Scan the data below and state the number of lines that include the word "stranger", adding no comment.

→ **EXERCISE INPUTS**:
========================

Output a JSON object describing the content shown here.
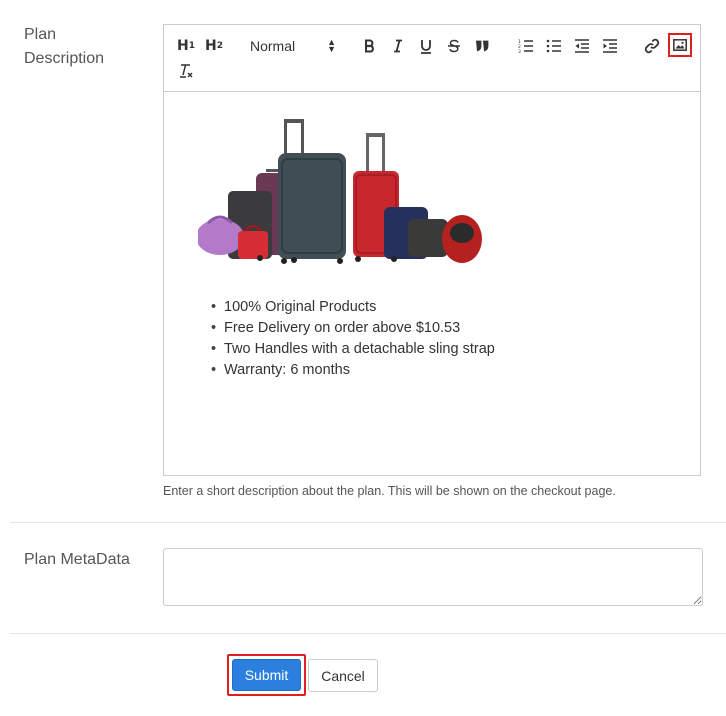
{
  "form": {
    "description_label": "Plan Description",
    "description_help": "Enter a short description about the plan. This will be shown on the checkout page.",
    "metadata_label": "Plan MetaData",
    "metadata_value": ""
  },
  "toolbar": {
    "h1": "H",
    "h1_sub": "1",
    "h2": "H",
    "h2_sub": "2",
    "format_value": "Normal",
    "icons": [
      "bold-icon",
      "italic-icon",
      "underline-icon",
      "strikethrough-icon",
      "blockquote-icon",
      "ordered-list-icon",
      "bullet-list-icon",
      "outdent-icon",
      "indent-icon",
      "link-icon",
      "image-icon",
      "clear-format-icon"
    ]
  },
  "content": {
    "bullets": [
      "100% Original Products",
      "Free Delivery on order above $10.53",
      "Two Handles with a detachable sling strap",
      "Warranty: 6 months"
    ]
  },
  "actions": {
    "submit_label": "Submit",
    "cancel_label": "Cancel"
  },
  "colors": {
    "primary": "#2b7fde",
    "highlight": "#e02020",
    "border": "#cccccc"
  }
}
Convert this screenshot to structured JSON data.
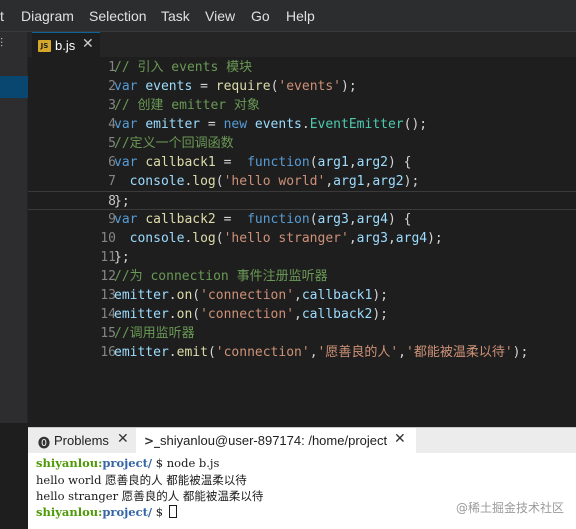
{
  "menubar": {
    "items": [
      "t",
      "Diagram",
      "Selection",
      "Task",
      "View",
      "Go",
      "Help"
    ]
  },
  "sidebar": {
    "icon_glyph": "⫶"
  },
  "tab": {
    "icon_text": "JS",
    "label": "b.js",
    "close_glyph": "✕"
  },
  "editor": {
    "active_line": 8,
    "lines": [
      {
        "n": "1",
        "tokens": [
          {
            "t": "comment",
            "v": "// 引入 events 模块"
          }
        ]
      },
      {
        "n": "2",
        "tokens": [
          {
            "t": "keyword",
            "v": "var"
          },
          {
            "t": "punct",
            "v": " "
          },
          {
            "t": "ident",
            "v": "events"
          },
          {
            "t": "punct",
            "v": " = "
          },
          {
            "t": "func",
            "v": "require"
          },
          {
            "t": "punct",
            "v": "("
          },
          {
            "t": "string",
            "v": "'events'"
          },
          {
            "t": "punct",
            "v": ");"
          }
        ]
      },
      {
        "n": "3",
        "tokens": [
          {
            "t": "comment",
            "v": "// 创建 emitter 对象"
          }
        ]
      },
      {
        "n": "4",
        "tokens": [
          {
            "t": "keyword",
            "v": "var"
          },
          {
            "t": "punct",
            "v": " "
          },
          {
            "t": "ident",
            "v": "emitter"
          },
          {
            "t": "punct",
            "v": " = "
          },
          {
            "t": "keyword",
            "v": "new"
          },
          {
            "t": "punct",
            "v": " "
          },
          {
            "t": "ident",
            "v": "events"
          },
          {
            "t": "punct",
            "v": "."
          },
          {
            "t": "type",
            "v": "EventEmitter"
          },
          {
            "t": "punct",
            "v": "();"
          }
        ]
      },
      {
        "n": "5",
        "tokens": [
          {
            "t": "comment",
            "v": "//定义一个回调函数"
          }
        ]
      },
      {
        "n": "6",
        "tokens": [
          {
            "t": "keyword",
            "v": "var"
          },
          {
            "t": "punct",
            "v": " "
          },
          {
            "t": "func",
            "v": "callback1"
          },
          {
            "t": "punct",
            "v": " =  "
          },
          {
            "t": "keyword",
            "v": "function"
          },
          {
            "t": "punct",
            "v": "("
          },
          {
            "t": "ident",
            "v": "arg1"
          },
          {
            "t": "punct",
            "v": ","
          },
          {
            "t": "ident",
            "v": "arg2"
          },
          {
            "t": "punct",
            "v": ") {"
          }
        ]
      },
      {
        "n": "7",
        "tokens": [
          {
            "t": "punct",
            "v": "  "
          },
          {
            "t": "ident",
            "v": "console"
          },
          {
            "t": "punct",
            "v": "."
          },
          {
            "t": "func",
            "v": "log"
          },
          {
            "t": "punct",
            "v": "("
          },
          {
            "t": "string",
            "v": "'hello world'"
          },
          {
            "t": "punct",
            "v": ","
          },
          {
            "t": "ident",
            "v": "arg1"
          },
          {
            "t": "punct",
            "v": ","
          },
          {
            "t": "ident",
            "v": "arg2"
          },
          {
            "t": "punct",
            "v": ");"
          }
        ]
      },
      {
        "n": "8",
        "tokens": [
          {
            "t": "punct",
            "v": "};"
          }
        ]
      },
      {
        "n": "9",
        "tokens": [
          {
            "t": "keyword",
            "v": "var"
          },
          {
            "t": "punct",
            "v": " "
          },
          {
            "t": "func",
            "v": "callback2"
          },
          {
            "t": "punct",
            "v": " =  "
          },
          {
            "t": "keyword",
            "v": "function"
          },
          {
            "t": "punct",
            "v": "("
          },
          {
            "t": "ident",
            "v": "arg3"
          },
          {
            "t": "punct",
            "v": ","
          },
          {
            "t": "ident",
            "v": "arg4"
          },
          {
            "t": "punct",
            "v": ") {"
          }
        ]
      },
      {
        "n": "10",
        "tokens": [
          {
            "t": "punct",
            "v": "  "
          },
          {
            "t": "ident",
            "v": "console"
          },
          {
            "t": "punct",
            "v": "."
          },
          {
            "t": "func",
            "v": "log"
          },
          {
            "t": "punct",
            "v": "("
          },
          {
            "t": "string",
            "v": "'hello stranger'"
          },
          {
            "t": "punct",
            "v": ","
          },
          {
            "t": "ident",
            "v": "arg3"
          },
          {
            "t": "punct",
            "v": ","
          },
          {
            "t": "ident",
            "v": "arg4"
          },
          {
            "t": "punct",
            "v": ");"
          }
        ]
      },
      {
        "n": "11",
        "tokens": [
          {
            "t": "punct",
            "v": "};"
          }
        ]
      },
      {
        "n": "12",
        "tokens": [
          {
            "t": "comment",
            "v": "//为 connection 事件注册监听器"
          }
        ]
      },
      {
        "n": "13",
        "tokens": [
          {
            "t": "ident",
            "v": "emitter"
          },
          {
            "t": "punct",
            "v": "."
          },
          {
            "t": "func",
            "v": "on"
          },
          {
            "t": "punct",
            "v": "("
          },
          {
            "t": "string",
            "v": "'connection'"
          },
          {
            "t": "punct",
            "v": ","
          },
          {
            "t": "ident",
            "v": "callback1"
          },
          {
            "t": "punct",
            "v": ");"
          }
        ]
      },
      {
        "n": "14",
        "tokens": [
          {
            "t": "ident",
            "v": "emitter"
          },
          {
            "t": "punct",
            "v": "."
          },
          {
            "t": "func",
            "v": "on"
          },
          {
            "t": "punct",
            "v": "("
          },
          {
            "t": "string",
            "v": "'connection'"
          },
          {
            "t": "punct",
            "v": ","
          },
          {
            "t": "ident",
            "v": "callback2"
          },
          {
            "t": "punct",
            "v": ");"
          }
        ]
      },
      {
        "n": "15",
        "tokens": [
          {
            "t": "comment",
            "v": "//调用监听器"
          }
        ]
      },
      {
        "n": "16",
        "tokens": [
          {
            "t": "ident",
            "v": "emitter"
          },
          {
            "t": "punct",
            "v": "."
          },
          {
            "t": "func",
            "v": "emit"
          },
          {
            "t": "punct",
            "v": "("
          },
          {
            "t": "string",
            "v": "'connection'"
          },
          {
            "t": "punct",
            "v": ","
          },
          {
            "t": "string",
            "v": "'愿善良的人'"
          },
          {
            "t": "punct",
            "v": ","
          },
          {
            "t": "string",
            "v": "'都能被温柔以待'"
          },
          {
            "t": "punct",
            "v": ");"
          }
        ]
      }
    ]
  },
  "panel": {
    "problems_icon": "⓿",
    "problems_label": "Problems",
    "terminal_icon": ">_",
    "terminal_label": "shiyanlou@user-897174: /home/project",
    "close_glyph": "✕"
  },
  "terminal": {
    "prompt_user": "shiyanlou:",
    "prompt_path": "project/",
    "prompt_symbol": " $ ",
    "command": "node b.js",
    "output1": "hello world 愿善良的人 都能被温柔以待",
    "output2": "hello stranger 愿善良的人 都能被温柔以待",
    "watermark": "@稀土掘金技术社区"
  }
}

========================

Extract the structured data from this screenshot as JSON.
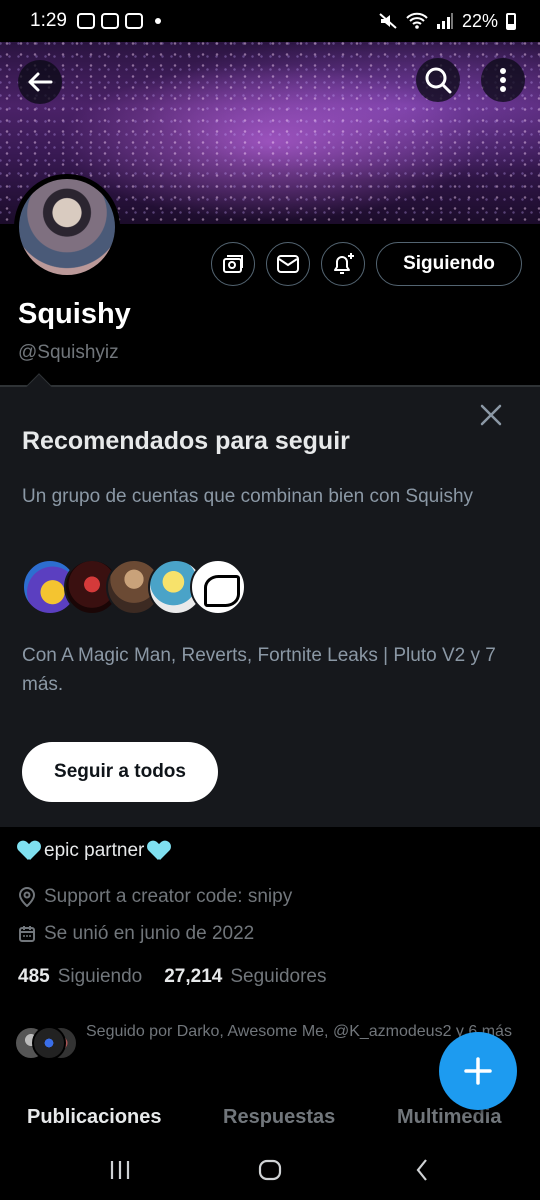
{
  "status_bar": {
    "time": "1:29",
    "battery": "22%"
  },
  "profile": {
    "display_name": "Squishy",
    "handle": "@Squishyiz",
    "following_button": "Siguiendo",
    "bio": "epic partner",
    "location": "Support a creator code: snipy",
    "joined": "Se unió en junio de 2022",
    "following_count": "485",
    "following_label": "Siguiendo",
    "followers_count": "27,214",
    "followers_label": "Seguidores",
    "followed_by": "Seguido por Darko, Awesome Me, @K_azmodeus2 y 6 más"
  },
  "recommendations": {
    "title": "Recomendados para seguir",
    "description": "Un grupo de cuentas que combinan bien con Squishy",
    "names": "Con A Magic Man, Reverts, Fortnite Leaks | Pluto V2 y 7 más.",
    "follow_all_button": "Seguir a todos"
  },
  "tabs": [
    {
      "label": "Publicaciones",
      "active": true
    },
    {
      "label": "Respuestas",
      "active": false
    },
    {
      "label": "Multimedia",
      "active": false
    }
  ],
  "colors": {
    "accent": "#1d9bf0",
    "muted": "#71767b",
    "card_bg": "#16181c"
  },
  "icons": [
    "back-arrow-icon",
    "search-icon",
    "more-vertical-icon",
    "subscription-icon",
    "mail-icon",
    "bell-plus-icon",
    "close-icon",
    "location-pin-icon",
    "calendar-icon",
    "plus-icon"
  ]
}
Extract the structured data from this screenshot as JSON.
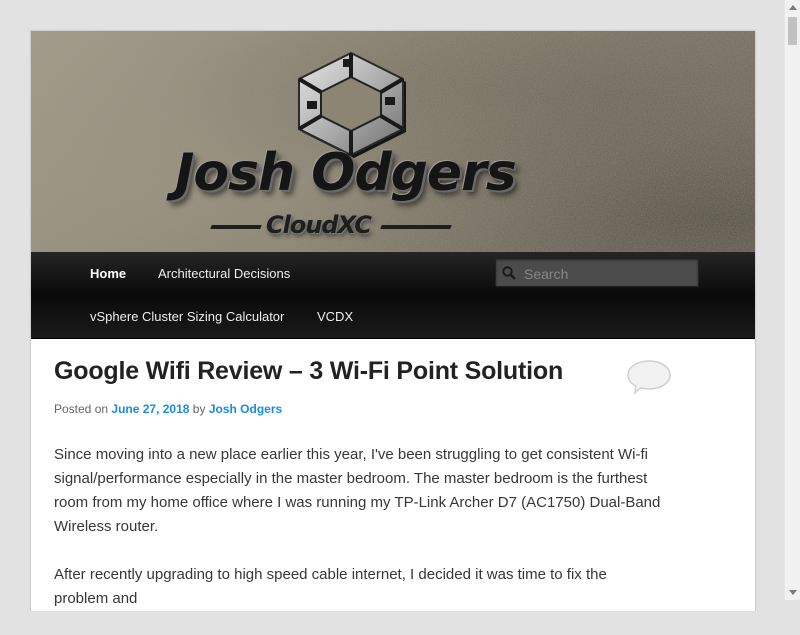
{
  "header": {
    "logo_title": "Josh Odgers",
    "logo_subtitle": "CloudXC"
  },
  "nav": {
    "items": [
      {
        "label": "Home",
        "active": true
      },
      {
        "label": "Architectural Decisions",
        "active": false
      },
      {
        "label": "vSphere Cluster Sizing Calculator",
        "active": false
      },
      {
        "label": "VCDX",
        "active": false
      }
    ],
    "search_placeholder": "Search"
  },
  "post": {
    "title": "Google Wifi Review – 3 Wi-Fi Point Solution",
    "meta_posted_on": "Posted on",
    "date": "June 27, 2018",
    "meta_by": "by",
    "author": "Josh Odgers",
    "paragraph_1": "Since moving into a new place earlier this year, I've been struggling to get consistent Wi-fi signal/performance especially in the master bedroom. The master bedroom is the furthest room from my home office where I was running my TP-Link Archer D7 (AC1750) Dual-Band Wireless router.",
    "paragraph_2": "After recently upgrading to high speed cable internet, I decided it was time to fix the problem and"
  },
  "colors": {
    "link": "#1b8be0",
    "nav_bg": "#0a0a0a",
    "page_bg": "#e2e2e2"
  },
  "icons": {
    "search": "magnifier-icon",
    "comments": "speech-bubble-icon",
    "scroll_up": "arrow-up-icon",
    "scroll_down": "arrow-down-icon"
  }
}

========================

→ **SOLUTION FOR THIS PROBLEM**: 2